“How sad to think our children may never get a letter from a friend or a lover, the art of both—the sentiment and penmanship—fading away like an old Polaroid. Nina Sankovitch’s lovely, elegant book about the intimacy of letters is rich with treasures from politicians, soldiers, mothers, prisoners, husbands, and wooers. It is a joy to read, savor, and remember.” – Lesley Stahl



In 2005, my oldest sister died of cancer at the age of 46. For three years I struggled with grief but it was only when I turned to books that I was able to find my way through sorrow. For one year, I read a book a day, 365 books written by 365 different authors. My year of reading was a year of escape and discovery, of comfort and of resurgence.  Tolstoy and the Purple Chair is my memoir of reading a book a day, and of all the lessons I learned. My soul-baring and literary-minded memoir is a chronicle of loss, hope, and redemption. I turned to reading as therapy, and found the power of books to help me reclaim my life.

Kirkus Reviews named Tolstoy and the Purple Chair an outstanding debut of 2011 and gave it a starred review: “This celebration of the richness of reading will reward anyone who loves to read…Intelligent, insightful and eloquent, Sankovitch takes the reader on the literary journey…even the well-read reader will be inspired to explore some of the books from this magical year.”

Independent Book Sellers named Tolstoy and the Purple Chair to their list of Great Reads for June 2011 and to their Summer 2012 Paperback Next List. Caitlin Doggart, from the independent book store Where the Sidewalk Ends on Cape Cod, wrote for the group, exclaiming: “the best description of the power of books that I have ever encountered!”

O Magazine , June 2011, listed Tolstoy and the Purple Chair as a book to read now: “Anyone who has ever sought refuge in literature will identify with Tolstoy and the Purple Chair.”

The Los Angeles Times wrote: “The beauty…lies in seeing how books intertwine with daily life, how very much they affect our moods, interactions, and how we recover and process our memories.”

The Christian Science Monitor listed Tolstoy and the Purple Chair as one of  “the smartest nonfiction titles for summer reading” and “a tribute to the power of books to enrich our daily lives.”

Publisher’s Weekly called Tolstoy and the Purple Chair “an entertaining bibliophile’s dream …  Sankovitch champions the act of reading not as an indulgence but as a necessity, and [her memoir] will make the perfect gift from one bookworm to another.”

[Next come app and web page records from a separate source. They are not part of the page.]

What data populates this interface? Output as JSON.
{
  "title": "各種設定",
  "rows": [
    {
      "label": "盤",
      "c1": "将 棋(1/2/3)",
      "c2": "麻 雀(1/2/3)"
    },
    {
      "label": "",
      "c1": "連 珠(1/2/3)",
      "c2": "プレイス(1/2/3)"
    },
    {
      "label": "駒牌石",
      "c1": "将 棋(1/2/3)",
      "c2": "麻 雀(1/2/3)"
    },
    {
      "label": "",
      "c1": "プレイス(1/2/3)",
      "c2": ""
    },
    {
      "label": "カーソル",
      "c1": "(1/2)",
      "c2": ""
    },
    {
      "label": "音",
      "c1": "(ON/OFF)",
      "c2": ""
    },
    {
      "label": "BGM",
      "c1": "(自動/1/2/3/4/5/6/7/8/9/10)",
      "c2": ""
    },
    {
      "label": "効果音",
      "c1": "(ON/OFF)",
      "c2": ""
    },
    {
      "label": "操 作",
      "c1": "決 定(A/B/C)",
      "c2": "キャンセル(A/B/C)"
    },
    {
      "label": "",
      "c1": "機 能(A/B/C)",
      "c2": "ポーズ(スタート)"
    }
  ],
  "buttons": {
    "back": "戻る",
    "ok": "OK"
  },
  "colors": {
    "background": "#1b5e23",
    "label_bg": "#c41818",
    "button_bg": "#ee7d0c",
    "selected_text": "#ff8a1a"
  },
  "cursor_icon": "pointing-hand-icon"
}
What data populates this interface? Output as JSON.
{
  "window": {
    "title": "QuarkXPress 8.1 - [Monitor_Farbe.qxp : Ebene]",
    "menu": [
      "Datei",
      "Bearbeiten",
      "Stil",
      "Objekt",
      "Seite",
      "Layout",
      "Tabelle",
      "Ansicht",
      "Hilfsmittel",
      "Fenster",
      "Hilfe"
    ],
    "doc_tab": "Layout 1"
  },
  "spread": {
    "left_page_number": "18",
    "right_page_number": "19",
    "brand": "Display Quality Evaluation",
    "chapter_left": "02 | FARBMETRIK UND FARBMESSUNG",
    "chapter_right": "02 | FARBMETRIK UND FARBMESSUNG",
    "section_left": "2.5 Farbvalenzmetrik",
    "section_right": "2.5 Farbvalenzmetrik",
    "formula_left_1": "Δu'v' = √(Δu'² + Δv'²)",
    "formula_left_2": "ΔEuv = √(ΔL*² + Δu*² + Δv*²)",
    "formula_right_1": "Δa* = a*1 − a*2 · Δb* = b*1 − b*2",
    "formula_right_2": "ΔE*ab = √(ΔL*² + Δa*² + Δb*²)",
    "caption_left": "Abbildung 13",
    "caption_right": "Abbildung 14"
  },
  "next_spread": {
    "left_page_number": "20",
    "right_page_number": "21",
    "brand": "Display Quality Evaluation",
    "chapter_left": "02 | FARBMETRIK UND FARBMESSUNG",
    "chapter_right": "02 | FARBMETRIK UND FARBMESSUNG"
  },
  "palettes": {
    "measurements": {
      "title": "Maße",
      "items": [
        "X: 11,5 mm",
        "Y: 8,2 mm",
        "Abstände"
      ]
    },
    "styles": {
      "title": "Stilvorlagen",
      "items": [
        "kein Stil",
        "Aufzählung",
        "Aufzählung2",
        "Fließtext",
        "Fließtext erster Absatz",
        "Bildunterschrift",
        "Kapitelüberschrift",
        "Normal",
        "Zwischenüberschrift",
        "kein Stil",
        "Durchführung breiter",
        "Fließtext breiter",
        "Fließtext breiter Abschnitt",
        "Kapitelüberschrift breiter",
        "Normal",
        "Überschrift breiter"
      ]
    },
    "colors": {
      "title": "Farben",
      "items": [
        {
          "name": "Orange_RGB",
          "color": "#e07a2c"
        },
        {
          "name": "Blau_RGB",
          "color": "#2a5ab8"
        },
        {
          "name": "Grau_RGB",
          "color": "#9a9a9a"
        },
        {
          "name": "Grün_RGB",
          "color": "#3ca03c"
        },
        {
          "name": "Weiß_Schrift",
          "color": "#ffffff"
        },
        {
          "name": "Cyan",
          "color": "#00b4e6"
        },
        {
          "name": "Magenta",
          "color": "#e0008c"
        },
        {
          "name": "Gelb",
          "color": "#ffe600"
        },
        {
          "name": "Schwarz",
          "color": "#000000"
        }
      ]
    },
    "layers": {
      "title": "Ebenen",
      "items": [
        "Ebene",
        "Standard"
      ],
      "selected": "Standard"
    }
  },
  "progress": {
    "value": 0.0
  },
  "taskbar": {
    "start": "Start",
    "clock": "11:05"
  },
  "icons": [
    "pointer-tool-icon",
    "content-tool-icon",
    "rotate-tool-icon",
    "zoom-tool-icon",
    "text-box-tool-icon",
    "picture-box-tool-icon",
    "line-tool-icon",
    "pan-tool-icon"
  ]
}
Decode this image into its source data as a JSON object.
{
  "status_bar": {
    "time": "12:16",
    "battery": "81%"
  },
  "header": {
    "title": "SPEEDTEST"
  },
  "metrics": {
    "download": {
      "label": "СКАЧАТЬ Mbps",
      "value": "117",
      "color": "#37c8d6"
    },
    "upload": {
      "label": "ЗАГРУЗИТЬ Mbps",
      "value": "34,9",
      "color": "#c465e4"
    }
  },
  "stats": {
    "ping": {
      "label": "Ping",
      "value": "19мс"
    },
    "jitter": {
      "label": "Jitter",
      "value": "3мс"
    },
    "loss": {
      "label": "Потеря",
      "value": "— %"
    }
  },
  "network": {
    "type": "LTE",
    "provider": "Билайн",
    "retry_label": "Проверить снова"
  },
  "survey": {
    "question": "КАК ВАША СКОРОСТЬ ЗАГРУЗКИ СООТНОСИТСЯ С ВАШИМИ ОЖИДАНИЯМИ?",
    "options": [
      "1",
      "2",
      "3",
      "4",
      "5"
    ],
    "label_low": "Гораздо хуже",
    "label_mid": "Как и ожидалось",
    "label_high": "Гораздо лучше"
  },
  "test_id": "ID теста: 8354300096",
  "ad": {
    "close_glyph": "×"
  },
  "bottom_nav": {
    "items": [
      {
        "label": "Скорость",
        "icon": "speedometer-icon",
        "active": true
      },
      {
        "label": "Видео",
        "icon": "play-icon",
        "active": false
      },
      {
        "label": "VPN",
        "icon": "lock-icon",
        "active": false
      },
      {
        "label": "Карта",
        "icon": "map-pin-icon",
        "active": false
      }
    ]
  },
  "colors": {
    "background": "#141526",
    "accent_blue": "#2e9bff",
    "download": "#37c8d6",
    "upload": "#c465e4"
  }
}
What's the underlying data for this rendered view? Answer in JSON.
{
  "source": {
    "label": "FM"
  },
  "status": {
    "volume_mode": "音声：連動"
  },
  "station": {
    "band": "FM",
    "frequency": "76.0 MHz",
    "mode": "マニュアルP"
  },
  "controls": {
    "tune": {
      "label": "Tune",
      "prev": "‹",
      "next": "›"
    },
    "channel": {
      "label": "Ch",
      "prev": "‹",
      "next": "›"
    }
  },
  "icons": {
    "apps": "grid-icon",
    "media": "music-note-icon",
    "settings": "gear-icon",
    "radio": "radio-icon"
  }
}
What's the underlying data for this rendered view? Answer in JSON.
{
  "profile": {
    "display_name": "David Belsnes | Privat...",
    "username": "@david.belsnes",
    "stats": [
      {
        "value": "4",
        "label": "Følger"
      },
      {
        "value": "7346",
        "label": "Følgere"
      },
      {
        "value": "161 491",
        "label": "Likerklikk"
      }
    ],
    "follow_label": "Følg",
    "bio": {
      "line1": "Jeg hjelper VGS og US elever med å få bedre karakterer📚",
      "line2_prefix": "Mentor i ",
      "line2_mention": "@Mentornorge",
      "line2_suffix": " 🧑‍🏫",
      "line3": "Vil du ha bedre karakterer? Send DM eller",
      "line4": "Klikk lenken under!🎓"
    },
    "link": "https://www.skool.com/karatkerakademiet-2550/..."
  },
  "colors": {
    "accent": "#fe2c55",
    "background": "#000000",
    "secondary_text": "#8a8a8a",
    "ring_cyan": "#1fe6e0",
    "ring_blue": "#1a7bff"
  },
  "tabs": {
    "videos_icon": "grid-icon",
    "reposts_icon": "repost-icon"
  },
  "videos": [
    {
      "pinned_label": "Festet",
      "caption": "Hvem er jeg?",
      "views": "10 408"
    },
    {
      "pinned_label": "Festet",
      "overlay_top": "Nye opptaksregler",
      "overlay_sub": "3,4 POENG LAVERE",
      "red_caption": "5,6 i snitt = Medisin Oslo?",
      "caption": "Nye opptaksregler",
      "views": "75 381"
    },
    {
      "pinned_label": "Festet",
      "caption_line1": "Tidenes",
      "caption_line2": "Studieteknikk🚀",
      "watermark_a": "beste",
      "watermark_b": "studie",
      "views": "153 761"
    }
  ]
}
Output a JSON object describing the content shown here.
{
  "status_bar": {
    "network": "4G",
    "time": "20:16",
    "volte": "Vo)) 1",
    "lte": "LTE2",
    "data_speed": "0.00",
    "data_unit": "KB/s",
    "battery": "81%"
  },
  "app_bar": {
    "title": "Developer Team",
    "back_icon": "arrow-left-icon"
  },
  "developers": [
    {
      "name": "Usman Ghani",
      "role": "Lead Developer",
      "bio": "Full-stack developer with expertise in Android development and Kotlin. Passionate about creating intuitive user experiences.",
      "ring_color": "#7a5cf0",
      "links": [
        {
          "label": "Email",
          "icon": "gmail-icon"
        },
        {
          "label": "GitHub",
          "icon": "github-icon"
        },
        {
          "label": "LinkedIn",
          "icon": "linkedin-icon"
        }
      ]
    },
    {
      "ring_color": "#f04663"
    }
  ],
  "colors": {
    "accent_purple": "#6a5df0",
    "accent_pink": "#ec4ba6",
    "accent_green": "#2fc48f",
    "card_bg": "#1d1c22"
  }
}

BookPage described Tolstoy and the Purple Chair as an “affectionate and inspiring paean to the power of books…Sankovitch gracefully acknowledges that her year of reading was an escape into the healing sanctuary of books, where she learned how to move beyond recuperation to living.”

Joe Meyers of the Connecticut Post wrote “how lucky we are to experience her journey in Tolstoy and the Purple Chair. Who knows how many people will find comfort in this beautiful little book in the months and years to come?” and in his review wrote, “[Tolstoy and the Purple Chair] digs deep into that near-mystical connection between a reader and an author—that startling feeling that you are channeling someone you have never met…A gripping and inspiring book.”

“An original and touching account of one woman’s lifelong affinity for books and her attempt to channel that affinity to deal with her grief after her sister dies. Tolstoy and the Purple Chair is an understated but moving story about the effects of a ‘year of magical reading.’”
The Dartmouth